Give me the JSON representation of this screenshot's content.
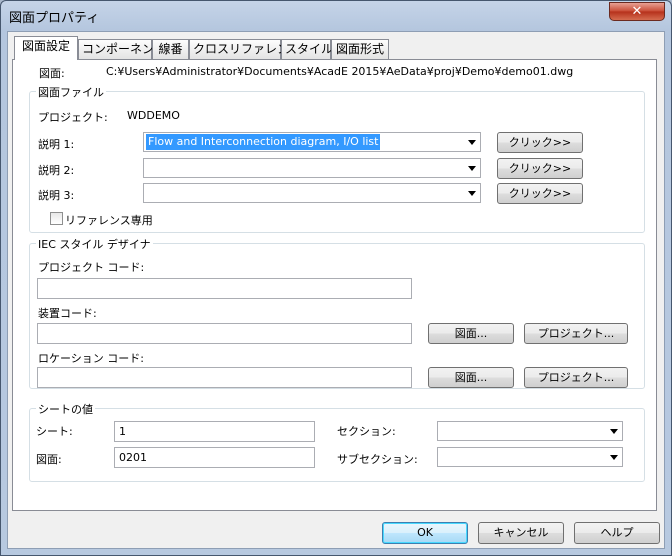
{
  "window": {
    "title": "図面プロパティ",
    "close_label": "✕"
  },
  "tabs": [
    {
      "label": "図面設定",
      "active": true
    },
    {
      "label": "コンポーネント",
      "active": false
    },
    {
      "label": "線番",
      "active": false
    },
    {
      "label": "クロスリファレンス",
      "active": false
    },
    {
      "label": "スタイル",
      "active": false
    },
    {
      "label": "図面形式",
      "active": false
    }
  ],
  "drawing": {
    "label": "図面:",
    "path": "C:¥Users¥Administrator¥Documents¥AcadE 2015¥AeData¥proj¥Demo¥demo01.dwg"
  },
  "drawing_file": {
    "group_title": "図面ファイル",
    "project_label": "プロジェクト:",
    "project_value": "WDDEMO",
    "descriptions": [
      {
        "label": "説明 1:",
        "value": "Flow and Interconnection diagram, I/O list",
        "button": "クリック>>"
      },
      {
        "label": "説明 2:",
        "value": "",
        "button": "クリック>>"
      },
      {
        "label": "説明 3:",
        "value": "",
        "button": "クリック>>"
      }
    ],
    "reference_only_label": "リファレンス専用",
    "reference_only_checked": false
  },
  "iec": {
    "group_title": "IEC スタイル デザイナ",
    "project_code_label": "プロジェクト コード:",
    "project_code_value": "",
    "installation_code_label": "装置コード:",
    "installation_code_value": "",
    "location_code_label": "ロケーション コード:",
    "location_code_value": "",
    "drawing_button": "図面...",
    "project_button": "プロジェクト..."
  },
  "sheet": {
    "group_title": "シートの値",
    "sheet_label": "シート:",
    "sheet_value": "1",
    "drawing_label": "図面:",
    "drawing_value": "0201",
    "section_label": "セクション:",
    "section_value": "",
    "subsection_label": "サブセクション:",
    "subsection_value": ""
  },
  "footer": {
    "ok": "OK",
    "cancel": "キャンセル",
    "help": "ヘルプ"
  }
}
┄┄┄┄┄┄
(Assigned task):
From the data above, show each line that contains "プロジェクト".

(Output):
    "project_label": "プロジェクト:",
    "project_code_label": "プロジェクト コード:",
    "project_button": "プロジェクト..."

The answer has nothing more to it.